## Your goal
Tally every line of the entries that contains the string "JSON", then reply with only that number.

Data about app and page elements
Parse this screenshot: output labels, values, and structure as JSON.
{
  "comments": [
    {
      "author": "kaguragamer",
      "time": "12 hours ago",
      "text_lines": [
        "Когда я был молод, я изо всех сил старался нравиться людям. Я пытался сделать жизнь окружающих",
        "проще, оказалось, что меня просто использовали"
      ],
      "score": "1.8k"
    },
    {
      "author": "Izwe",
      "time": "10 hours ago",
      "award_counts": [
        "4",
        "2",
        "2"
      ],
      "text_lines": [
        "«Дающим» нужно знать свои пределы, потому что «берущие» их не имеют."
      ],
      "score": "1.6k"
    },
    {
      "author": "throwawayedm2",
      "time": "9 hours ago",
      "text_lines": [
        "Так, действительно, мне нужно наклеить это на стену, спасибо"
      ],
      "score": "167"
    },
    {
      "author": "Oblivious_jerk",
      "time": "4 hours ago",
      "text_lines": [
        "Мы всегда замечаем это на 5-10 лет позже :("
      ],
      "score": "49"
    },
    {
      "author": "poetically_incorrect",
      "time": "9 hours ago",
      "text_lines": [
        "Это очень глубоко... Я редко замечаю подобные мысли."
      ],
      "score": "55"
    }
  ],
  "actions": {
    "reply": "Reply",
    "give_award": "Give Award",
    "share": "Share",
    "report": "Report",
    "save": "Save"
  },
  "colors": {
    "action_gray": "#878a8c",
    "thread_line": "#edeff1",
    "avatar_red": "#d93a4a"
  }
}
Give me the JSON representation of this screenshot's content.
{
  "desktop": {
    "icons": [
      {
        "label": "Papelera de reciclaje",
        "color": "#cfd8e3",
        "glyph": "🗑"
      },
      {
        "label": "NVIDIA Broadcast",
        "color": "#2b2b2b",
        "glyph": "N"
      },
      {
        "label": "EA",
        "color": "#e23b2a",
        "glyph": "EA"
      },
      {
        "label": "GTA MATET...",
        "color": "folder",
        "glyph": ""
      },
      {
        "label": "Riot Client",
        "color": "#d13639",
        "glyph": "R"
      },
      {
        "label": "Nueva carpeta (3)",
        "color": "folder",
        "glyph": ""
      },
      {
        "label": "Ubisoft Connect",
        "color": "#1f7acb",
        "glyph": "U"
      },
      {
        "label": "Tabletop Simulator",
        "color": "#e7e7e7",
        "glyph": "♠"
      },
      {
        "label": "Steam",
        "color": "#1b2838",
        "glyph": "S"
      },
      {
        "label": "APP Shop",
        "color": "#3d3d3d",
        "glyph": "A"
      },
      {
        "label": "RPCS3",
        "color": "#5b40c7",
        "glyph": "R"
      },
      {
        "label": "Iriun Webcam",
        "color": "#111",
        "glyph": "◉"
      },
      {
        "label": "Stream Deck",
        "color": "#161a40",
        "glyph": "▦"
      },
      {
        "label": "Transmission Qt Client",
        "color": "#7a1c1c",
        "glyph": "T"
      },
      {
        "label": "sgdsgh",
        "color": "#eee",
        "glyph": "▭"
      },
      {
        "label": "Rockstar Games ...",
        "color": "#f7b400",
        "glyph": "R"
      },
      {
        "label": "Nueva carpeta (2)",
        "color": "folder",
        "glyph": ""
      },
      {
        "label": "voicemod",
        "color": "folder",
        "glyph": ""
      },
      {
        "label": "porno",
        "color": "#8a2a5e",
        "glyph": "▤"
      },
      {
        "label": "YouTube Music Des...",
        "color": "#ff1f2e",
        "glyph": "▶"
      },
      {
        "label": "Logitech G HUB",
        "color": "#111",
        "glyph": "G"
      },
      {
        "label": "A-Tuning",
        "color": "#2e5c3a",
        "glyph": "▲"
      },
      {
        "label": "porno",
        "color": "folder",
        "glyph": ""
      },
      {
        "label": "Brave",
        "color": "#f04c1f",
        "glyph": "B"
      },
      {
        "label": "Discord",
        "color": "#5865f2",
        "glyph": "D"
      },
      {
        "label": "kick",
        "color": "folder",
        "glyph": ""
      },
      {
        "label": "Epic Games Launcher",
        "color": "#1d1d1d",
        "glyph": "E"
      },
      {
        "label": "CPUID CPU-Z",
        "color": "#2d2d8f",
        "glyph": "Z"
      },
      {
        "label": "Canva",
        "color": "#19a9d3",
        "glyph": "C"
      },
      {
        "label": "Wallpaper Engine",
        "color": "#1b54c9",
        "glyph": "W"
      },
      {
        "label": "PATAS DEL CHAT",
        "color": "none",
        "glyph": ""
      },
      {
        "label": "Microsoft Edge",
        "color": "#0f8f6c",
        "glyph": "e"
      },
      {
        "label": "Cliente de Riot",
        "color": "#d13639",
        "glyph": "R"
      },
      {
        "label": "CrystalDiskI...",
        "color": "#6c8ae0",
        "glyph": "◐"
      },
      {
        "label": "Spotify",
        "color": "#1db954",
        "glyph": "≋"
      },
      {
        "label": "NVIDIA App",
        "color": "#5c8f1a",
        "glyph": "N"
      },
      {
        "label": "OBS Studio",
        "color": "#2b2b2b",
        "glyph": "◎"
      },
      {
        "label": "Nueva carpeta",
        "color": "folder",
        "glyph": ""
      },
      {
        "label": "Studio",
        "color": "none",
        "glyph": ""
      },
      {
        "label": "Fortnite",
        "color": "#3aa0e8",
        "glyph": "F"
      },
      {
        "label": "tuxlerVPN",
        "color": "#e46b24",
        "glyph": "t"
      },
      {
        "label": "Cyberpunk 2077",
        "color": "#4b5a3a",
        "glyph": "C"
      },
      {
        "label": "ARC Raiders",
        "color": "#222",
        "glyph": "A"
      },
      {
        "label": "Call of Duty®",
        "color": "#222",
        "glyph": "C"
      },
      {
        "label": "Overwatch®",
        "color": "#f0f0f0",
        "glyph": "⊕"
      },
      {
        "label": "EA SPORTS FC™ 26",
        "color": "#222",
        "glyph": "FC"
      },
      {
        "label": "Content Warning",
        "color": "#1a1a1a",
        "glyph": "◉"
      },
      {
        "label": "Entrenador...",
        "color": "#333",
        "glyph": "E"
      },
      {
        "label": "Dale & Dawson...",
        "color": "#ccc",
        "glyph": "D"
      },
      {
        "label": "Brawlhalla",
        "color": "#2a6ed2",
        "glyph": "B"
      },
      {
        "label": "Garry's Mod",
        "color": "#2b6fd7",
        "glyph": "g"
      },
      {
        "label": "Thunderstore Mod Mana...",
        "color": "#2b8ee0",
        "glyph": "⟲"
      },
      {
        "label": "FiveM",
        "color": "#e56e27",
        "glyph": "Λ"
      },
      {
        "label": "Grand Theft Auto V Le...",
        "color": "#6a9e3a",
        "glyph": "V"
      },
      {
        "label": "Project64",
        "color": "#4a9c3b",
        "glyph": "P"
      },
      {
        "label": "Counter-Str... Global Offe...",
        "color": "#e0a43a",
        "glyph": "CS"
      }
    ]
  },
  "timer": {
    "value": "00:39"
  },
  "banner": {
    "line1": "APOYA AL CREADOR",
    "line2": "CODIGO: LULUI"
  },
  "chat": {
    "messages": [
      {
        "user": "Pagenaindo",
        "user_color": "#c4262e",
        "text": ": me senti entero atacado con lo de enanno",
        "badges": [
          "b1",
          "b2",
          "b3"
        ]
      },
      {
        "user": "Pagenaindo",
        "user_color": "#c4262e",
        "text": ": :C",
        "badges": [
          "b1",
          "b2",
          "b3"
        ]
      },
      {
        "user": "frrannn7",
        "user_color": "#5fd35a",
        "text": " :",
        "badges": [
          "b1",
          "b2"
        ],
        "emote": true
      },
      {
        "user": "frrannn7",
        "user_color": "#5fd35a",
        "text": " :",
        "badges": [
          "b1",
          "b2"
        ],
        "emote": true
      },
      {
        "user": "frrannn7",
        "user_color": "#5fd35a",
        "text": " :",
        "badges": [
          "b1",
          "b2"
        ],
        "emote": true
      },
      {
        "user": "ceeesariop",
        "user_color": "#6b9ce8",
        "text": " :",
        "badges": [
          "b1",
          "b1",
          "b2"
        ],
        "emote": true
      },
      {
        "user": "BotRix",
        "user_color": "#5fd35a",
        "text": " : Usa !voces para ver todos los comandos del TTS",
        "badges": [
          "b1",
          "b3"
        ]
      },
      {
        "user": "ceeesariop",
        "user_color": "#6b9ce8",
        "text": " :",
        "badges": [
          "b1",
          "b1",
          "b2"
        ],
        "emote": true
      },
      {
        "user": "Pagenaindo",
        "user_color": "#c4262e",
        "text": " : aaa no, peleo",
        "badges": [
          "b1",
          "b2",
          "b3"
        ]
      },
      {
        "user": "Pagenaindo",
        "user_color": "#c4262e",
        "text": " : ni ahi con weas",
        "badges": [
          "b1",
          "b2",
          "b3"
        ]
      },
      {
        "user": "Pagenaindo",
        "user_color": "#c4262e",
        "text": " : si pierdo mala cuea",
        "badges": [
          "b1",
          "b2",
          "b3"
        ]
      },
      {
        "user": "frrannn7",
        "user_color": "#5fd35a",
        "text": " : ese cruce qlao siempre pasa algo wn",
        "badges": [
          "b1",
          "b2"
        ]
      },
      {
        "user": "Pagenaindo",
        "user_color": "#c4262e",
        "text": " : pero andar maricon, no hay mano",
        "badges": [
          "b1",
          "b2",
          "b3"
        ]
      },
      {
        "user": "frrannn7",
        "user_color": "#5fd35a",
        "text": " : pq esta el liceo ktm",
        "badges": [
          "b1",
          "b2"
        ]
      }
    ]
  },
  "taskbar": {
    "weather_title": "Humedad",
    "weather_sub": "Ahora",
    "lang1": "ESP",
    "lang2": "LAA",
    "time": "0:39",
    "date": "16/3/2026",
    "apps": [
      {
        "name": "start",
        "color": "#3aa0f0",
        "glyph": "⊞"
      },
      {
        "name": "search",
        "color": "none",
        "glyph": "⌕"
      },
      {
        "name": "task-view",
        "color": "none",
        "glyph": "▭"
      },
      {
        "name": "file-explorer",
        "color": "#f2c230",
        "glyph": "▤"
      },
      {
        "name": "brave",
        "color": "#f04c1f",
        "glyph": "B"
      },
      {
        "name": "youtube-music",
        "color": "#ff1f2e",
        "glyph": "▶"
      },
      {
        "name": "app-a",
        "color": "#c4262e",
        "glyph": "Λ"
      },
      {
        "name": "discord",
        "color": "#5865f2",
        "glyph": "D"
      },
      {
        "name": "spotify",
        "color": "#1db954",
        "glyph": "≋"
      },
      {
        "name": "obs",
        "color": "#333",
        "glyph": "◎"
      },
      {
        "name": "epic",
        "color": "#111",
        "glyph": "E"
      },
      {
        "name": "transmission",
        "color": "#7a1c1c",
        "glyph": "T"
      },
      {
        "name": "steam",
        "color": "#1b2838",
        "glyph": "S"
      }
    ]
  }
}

## Result below
2